A close-up of an Arctic lichen. An orange mushroom grows from soft moss in the centre of the image. Below the mushroom, several blue-green flecks interspersed in the moss make up the lichen thallus.
The Arctic mushroom scales lichen (Lichenomphalia hudsoniana) is one of few lichen species which forms a mushroom – the orange structure above the small green lichen body (the thallus) below. Image: Paul Sokoloff © Canadian Museum of Nature 
A mat of thick moss stems is growing on wet tundra. Above the moss leaves, slender orange stalks are rising, topped by narrow capsules full of spores.
This hooked scorpion moss (Scorpidium scorpioides) with its jewel-like translucent leaves is one of the bryophyte specimens collected in the park. Image: Paul Sokoloff © Canadian Museum of Nature 

Now back at the museum’s research facility in Gatineau, these specimens are in the capable hands of our collections team and co-op student Cecelia Eason, who is mounting and imaging them so the specimens and data can be mobilized for multiple research projects. In the future, anyone interested in the biology of this unique and special protected area will be able to learn from these flat plants and the labels attached to them. Working with these specimens now, I’m easily transported to the recent past, where my mind’s eye takes me to vast fiords, sinuous eskers, and steep mountains—the memories of a time well spent with amazing colleagues. 

An image of a snowbed willow growing on the tundra.
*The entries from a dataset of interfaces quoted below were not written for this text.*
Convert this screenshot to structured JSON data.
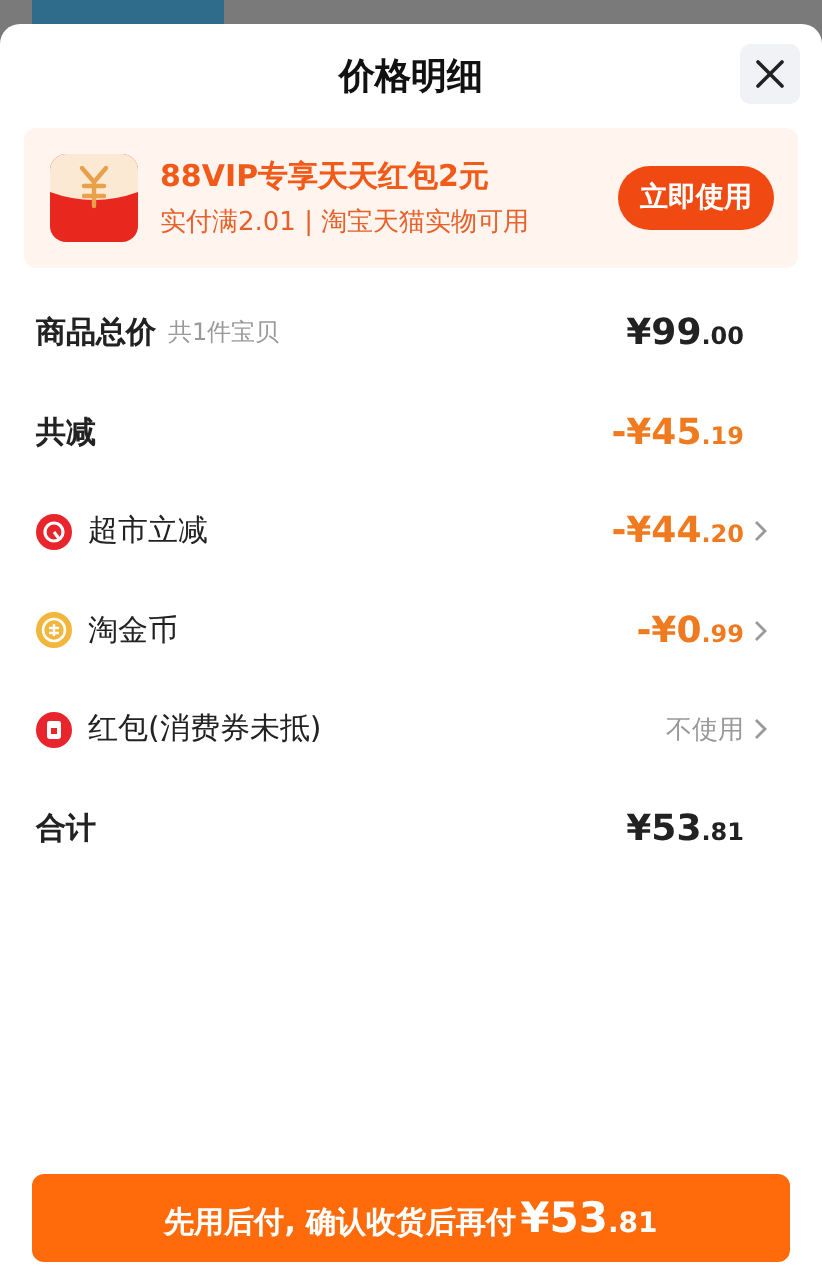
{
  "sheet": {
    "title": "价格明细"
  },
  "promo": {
    "title": "88VIP专享天天红包2元",
    "subtitle": "实付满2.01 | 淘宝天猫实物可用",
    "button": "立即使用"
  },
  "rows": [
    {
      "kind": "summary",
      "label": "商品总价",
      "note": "共1件宝贝",
      "main": "¥99",
      "decimals": ".00",
      "link": false
    },
    {
      "kind": "discount",
      "label": "共减",
      "main": "-¥45",
      "decimals": ".19",
      "link": false
    },
    {
      "kind": "item",
      "label": "超市立减",
      "color": "#e8242c",
      "main": "-¥44",
      "decimals": ".20",
      "link": true
    },
    {
      "kind": "item",
      "label": "淘金币",
      "color": "#f2b63c",
      "main": "-¥0",
      "decimals": ".99",
      "link": true
    },
    {
      "kind": "option",
      "label": "红包(消费券未抵)",
      "color": "#e8242c",
      "value": "不使用",
      "link": true
    },
    {
      "kind": "summary",
      "label": "合计",
      "main": "¥53",
      "decimals": ".81",
      "link": false
    }
  ],
  "pay_button": {
    "label": "先用后付, 确认收货后再付",
    "main": "¥53",
    "decimals": ".81"
  }
}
The leaves of the willow are turning orange and are interspersed with bright yellow-green mosses.
As August drew long in the park, our team was treated to fall colours on the tundra, like the bright orange leaves of the snowbed willow (Salix herbacea), the smallest willow species in the Canadian Arctic. Image: Paul Sokoloff © Canadian Museum of Nature